To build trust, achieve a resolution, and ultimately a separation agreement, you will need to provide your spouse with full disclosure. The collaborative process is not the place for hiding the ball. The court will expect full and accurate disclosure and failure to disclose information could be grounds to reopen the case later.
Most importantly, however, failing to disclose documents and information is not in the spirit of collaborative divorce and will cause more confrontation than simply going to court in the first place. A lack of honesty and disclosure during the collaborative process could explode into full-fledged litigation and distrust builds and confrontation rises. The litigation that ensues as a result of dishonest or untransparent collaborative negotiation could be even worse than if the parties had simply litigated the case to begin with.
Is a Collaborative Divorce for Everyone?

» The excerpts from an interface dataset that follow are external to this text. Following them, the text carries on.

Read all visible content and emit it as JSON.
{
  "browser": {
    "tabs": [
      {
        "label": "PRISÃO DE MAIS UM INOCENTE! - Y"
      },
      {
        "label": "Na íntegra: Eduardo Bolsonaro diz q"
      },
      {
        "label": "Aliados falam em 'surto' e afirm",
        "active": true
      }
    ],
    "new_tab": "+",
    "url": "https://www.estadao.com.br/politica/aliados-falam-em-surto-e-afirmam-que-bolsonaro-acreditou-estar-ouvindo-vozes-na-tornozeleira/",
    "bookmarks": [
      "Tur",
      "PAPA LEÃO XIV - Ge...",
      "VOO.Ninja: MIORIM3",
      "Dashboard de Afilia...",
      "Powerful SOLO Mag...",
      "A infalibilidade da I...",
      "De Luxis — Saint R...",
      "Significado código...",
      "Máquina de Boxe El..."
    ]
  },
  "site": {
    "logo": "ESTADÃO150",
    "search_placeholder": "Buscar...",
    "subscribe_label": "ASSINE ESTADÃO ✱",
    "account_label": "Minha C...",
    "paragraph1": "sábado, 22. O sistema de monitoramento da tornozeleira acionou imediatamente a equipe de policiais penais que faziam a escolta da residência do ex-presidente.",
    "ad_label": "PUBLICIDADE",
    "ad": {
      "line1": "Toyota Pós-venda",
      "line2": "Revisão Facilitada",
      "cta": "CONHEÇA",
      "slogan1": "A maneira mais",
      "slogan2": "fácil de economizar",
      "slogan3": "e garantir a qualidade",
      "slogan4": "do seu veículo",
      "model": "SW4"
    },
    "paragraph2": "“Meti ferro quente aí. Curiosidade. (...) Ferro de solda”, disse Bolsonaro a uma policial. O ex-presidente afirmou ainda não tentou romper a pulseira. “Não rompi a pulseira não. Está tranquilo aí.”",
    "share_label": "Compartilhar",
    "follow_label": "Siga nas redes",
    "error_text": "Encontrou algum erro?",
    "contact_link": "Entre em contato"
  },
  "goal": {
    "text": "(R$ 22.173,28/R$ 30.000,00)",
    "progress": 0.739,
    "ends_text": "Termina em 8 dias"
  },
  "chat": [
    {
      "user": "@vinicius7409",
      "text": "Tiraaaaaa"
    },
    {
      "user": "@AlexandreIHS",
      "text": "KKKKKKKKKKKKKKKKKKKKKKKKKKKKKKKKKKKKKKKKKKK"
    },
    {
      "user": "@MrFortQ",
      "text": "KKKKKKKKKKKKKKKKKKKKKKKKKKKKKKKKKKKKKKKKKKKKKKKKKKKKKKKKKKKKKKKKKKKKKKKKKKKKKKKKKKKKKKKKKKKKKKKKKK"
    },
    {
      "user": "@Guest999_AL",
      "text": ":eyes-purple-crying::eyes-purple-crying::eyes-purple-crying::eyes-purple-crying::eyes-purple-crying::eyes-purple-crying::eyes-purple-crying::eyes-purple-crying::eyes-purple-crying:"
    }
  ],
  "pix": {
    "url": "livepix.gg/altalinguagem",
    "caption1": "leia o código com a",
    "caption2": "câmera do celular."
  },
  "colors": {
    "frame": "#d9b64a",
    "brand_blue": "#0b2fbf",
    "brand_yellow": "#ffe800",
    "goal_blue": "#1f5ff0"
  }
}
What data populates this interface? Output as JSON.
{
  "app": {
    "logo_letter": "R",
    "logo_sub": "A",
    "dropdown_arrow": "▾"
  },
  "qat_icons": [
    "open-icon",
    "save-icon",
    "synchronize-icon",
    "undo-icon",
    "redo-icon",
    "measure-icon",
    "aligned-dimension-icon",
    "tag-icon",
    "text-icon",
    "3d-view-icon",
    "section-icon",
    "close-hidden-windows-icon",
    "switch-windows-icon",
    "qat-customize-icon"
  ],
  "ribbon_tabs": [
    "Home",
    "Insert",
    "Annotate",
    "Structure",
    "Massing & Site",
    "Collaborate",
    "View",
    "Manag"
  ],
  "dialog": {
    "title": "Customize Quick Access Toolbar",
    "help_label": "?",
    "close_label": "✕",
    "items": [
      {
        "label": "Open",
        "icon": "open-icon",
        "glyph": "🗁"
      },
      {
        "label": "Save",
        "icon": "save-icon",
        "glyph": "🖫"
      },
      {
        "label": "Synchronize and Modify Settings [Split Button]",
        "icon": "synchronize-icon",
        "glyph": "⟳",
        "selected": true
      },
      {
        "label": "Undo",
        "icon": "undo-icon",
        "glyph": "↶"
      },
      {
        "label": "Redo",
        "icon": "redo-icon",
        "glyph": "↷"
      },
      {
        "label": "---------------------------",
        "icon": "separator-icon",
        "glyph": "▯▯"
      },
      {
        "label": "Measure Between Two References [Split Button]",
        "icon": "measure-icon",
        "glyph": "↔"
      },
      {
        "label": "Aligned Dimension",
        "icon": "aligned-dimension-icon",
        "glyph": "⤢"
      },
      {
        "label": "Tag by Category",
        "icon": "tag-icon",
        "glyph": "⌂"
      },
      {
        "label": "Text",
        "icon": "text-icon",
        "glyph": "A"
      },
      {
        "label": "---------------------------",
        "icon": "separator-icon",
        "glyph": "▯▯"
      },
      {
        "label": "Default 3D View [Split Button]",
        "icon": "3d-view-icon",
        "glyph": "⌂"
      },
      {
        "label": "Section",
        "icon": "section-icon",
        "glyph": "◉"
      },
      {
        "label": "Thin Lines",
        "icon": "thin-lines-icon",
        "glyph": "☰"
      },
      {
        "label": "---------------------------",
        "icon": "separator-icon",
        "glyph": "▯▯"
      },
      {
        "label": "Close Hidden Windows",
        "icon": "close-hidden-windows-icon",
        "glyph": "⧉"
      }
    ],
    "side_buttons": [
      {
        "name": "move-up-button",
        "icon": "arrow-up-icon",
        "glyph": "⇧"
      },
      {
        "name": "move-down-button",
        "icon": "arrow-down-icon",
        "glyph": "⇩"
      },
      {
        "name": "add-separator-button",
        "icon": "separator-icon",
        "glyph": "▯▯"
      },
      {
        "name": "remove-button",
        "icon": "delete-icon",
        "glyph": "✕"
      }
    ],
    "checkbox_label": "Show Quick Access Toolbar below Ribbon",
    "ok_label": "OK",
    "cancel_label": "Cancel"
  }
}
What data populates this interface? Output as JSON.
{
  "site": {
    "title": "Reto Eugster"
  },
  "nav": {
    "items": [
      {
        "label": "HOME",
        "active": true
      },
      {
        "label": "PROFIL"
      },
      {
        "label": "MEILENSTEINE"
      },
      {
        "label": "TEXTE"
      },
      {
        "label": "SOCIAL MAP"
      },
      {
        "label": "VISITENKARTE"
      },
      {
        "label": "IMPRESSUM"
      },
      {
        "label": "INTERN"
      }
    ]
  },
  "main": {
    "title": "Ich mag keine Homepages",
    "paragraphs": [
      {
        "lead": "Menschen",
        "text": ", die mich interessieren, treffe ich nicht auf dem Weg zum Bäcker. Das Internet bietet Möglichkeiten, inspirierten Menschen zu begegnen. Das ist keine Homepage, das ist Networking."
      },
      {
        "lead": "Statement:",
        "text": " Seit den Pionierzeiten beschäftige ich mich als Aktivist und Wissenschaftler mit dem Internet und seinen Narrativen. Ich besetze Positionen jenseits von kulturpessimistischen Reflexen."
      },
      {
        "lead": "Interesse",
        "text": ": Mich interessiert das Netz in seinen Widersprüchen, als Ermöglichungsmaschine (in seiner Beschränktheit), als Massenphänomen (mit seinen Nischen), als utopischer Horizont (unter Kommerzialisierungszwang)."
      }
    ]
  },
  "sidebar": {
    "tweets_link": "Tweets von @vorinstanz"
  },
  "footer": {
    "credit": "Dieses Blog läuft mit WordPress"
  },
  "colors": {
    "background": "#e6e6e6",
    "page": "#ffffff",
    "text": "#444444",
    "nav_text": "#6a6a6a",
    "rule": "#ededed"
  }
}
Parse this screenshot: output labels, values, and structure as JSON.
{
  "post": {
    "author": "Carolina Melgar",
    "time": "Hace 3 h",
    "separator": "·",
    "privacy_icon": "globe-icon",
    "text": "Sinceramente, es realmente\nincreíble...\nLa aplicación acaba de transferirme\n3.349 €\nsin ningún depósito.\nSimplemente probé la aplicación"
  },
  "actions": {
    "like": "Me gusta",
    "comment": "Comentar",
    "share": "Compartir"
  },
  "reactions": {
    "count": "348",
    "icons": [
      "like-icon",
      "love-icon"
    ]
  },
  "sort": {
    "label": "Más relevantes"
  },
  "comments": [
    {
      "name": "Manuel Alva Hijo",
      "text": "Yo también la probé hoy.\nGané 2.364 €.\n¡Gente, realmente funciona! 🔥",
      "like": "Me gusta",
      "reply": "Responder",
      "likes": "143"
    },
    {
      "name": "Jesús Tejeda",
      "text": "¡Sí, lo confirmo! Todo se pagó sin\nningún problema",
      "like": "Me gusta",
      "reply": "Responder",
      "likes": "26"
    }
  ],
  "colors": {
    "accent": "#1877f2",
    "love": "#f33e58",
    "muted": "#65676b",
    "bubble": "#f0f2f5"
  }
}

Absolutely not. There are numerous cases that are not suited to collaborative divorce. When parties are incapable of truly collaborating or circumstances are such that confrontation is inevitable, a collaborative divorce may not be the right choice. For example, in cases with domestic violence, it could be impossible to collaboratively negotiate a resolution. Your attorney should advise you about the costs and benefits of the various approaches to resolving divorce and ensure that your approach meets your needs.
Is Collaborative Law the Right Approach for My Case?
Almost any case can benefit from the collaborative process. Generally, however, Griffiths Law will not advise a client to enter into the collaborative process if the matter is not suited to it. A case is inappropriate for collaboration if it is reasonably predictable that litigation in court may be required to achieve resolution.
Good collaborative divorce attorneys will assess the suitability of your case at the outset and provide you with options. Even if we advise you that your case is not suitable for collaboration, we will make every effort to resolve your case with as little friction as possible. Indeed, there are many cases that are negotiated outside the strict formal processes of “collaborative law” but in a friendly, low conflict manner. Although these cases are not technically “collaborative cases,” the process and result can achieve the same ends.
However, you should be advised that the most significant driver of confrontation in a case is the behavior of the two parties. If your spouse is committed to starting a fight with you (and many are), the collaborative process will not be of much use and there is nothing an attorney can do to change who the person you married is.